APBI is "accelerated" because you will receive radiation two times a day for a shorter period than traditional external beam radiation. APBI can be delivered using external beam radiation, or through internal radiation (also called brachytherapy). For brachytherapy, a balloon or catheters are placed in the surgical cavity of the breast to deliver radiation right to the cavity. Brachytherapy can even further limit the radiation that hits normal structures like the heart, lung, and chest wall.
Chest Wall and Lymph Node Radiation After Mastectomy
Some patients with breast cancer have a mastectomy. Not everyone who has a mastectomy will need radiation. Radiation is used when there is more of a concern that there are tumor cells still remaining. To determine the level of concern, your provider looks at:
- The tumor size.
- The number of axillary lymph nodes with cancer cells.
- Tumor grade (appearance under the microscope).
- Invasion of lymphovascular spaces within the tumor.
- Surgical margins.
- Your age.
If these things point to a higher risk of cancer coming back at the chest wall (where the breast tissue previously attached) or in the nearby lymph nodes, radiation can reduce that risk. Treatment involves daily radiation (5 days a week) for several weeks, using external beam radiation therapy. In this case, the radiation is designed to skim the chest wall to avoid radiation exposure to the lung and, in left-sided cancers, the heart. If you have had breast reconstruction, the radiation target will include the reconstructed breast.
Special Techniques to Reduce Side Effects
In some cases, it is difficult to avoid the lung and/or heart during radiation. There are some options that can be used to minimize exposure to normal tissues. These options are:
- Treating with a breath-hold position, which increases the distance between the heart and chest wall. This means holding your breath for certain portions of the treatment.
- Giving treatment in the "prone" position (lying on your stomach). This is most often used when treating the left breast, although it can be used for the treatment of both the left and right breast. The prone position is helpful for the treatment of large, pendulous breasts. It allows gravity to pull the breast tissue down and away from the body sparing radiation dose to the heart, lung, and opposite breast.
- Treating with proton radiation, instead of x-ray (photon) radiation.
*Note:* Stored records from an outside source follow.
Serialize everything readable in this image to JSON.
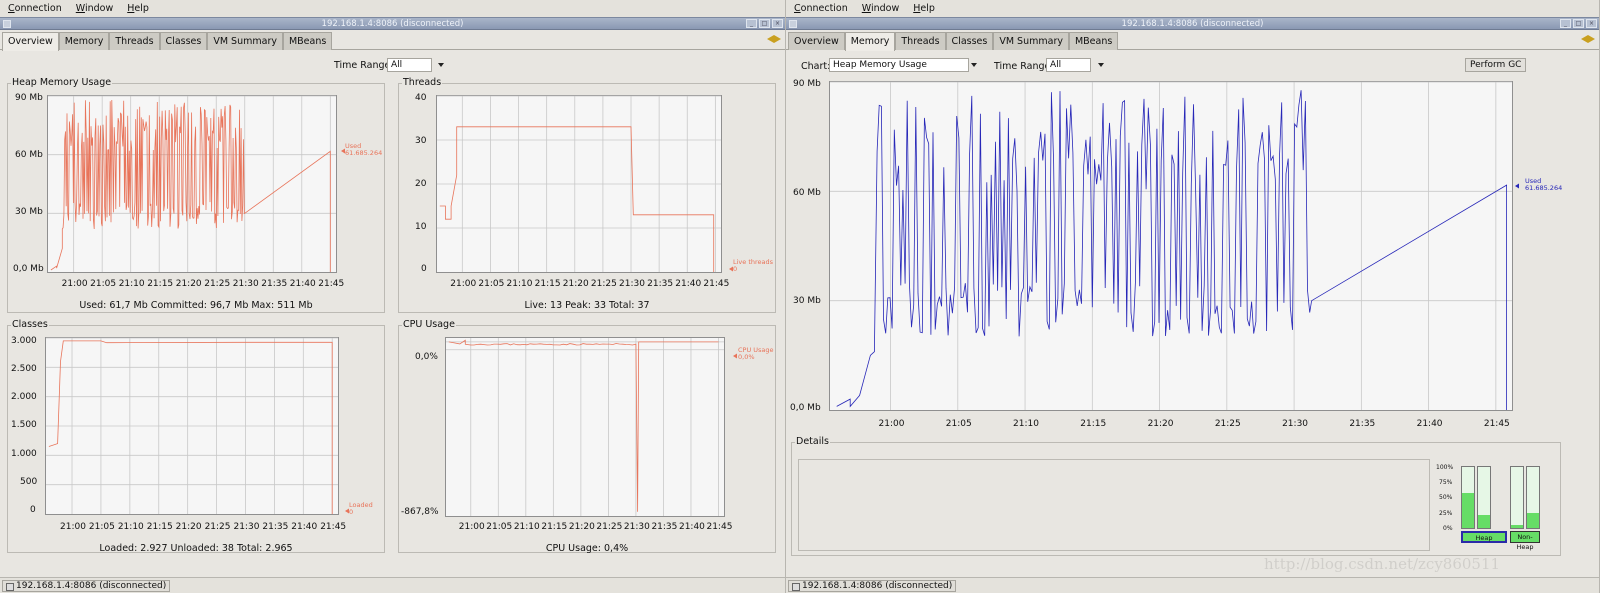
{
  "menus": {
    "connection": "C",
    "connection_rest": "onnection",
    "window": "W",
    "window_rest": "indow",
    "help": "H",
    "help_rest": "elp"
  },
  "window_title": "192.168.1.4:8086 (disconnected)",
  "tabs": [
    "Overview",
    "Memory",
    "Threads",
    "Classes",
    "VM Summary",
    "MBeans"
  ],
  "left": {
    "active_tab": "Overview",
    "time_range_label": "Time Range:",
    "time_range_value": "All",
    "heap": {
      "title": "Heap Memory Usage",
      "yticks": [
        "90 Mb",
        "60 Mb",
        "30 Mb",
        "0,0 Mb"
      ],
      "xticks": [
        "21:00",
        "21:05",
        "21:10",
        "21:15",
        "21:20",
        "21:25",
        "21:30",
        "21:35",
        "21:40",
        "21:45"
      ],
      "legend_name": "Used",
      "legend_value": "61.685.264",
      "stats": "Used: 61,7 Mb    Committed: 96,7 Mb    Max: 511 Mb"
    },
    "threads": {
      "title": "Threads",
      "yticks": [
        "40",
        "30",
        "20",
        "10",
        "0"
      ],
      "xticks": [
        "21:00",
        "21:05",
        "21:10",
        "21:15",
        "21:20",
        "21:25",
        "21:30",
        "21:35",
        "21:40",
        "21:45"
      ],
      "legend_name": "Live threads",
      "legend_value": "0",
      "stats": "Live: 13    Peak: 33    Total: 37"
    },
    "classes": {
      "title": "Classes",
      "yticks": [
        "3.000",
        "2.500",
        "2.000",
        "1.500",
        "1.000",
        "500",
        "0"
      ],
      "xticks": [
        "21:00",
        "21:05",
        "21:10",
        "21:15",
        "21:20",
        "21:25",
        "21:30",
        "21:35",
        "21:40",
        "21:45"
      ],
      "legend_name": "Loaded",
      "legend_value": "0",
      "stats": "Loaded: 2.927    Unloaded: 38    Total: 2.965"
    },
    "cpu": {
      "title": "CPU Usage",
      "yticks": [
        "0,0%",
        "-867,8%"
      ],
      "xticks": [
        "21:00",
        "21:05",
        "21:10",
        "21:15",
        "21:20",
        "21:25",
        "21:30",
        "21:35",
        "21:40",
        "21:45"
      ],
      "legend_name": "CPU Usage",
      "legend_value": "0,0%",
      "stats": "CPU Usage: 0,4%"
    }
  },
  "right": {
    "active_tab": "Memory",
    "chart_label": "Chart:",
    "chart_value": "Heap Memory Usage",
    "time_range_label": "Time Range:",
    "time_range_value": "All",
    "perform_gc": "Perform GC",
    "yticks": [
      "90 Mb",
      "60 Mb",
      "30 Mb",
      "0,0 Mb"
    ],
    "xticks": [
      "21:00",
      "21:05",
      "21:10",
      "21:15",
      "21:20",
      "21:25",
      "21:30",
      "21:35",
      "21:40",
      "21:45"
    ],
    "legend_name": "Used",
    "legend_value": "61.685.264",
    "details_title": "Details",
    "gauge_ticks": [
      "100%",
      "75%",
      "50%",
      "25%",
      "0%"
    ],
    "gauge_labels": [
      "Heap",
      "Non-Heap"
    ]
  },
  "status": "192.168.1.4:8086 (disconnected)",
  "watermark": "http://blog.csdn.net/zcy860511",
  "colors": {
    "overview_series": "#e8745a",
    "memory_series": "#2727b8",
    "gauge_fill": "#66dd66"
  },
  "chart_data": [
    {
      "type": "line",
      "title": "Heap Memory Usage",
      "ylabel": "",
      "ylim": [
        0,
        90
      ],
      "unit": "Mb",
      "x": [
        "20:56",
        "20:58",
        "21:00",
        "21:05",
        "21:10",
        "21:15",
        "21:20",
        "21:25",
        "21:30",
        "21:45"
      ],
      "series": [
        {
          "name": "Used",
          "values": [
            2,
            12,
            60,
            55,
            62,
            58,
            63,
            60,
            30,
            61.7
          ]
        }
      ]
    },
    {
      "type": "line",
      "title": "Threads",
      "ylim": [
        0,
        40
      ],
      "x": [
        "20:56",
        "20:57",
        "20:58",
        "21:00",
        "21:10",
        "21:20",
        "21:30",
        "21:31",
        "21:45"
      ],
      "series": [
        {
          "name": "Live threads",
          "values": [
            15,
            12,
            15,
            33,
            33,
            33,
            33,
            13,
            0
          ]
        }
      ]
    },
    {
      "type": "line",
      "title": "Classes",
      "ylim": [
        0,
        3000
      ],
      "x": [
        "20:56",
        "20:58",
        "20:59",
        "21:05",
        "21:30",
        "21:45"
      ],
      "series": [
        {
          "name": "Loaded",
          "values": [
            1150,
            1200,
            2950,
            2930,
            2927,
            0
          ]
        }
      ]
    },
    {
      "type": "line",
      "title": "CPU Usage",
      "ylim": [
        -867.8,
        0
      ],
      "x": [
        "20:56",
        "21:00",
        "21:29",
        "21:30",
        "21:45"
      ],
      "series": [
        {
          "name": "CPU Usage",
          "values": [
            0,
            0,
            0,
            -867.8,
            0
          ]
        }
      ]
    },
    {
      "type": "line",
      "title": "Heap Memory Usage",
      "ylim": [
        0,
        90
      ],
      "unit": "Mb",
      "x": [
        "20:56",
        "20:58",
        "21:00",
        "21:10",
        "21:20",
        "21:30",
        "21:31",
        "21:45",
        "21:46"
      ],
      "series": [
        {
          "name": "Used",
          "values": [
            1,
            15,
            60,
            58,
            62,
            60,
            30,
            61.7,
            0
          ]
        }
      ]
    },
    {
      "type": "bar",
      "title": "",
      "categories": [
        "Heap",
        "Heap",
        "Non-Heap",
        "Non-Heap"
      ],
      "ylim": [
        0,
        100
      ],
      "series": [
        {
          "name": "",
          "values": [
            57,
            22,
            5,
            25
          ]
        }
      ]
    }
  ]
}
With proton therapy, the radiation can be delivered so that it stops before penetrating the heart and lung tissue.
After treatment, talk with your oncology team about receiving a survivorship care plan, which can help you manage the transition to survivorship and learn about life after cancer. You can create your own survivorship care plan using the OncoLife Survivorship Care Plan. For more information about the long-term effects of radiation therapy for breast cancer, read our article, Survivorship: Late Effects after Radiation for Breast Cancer.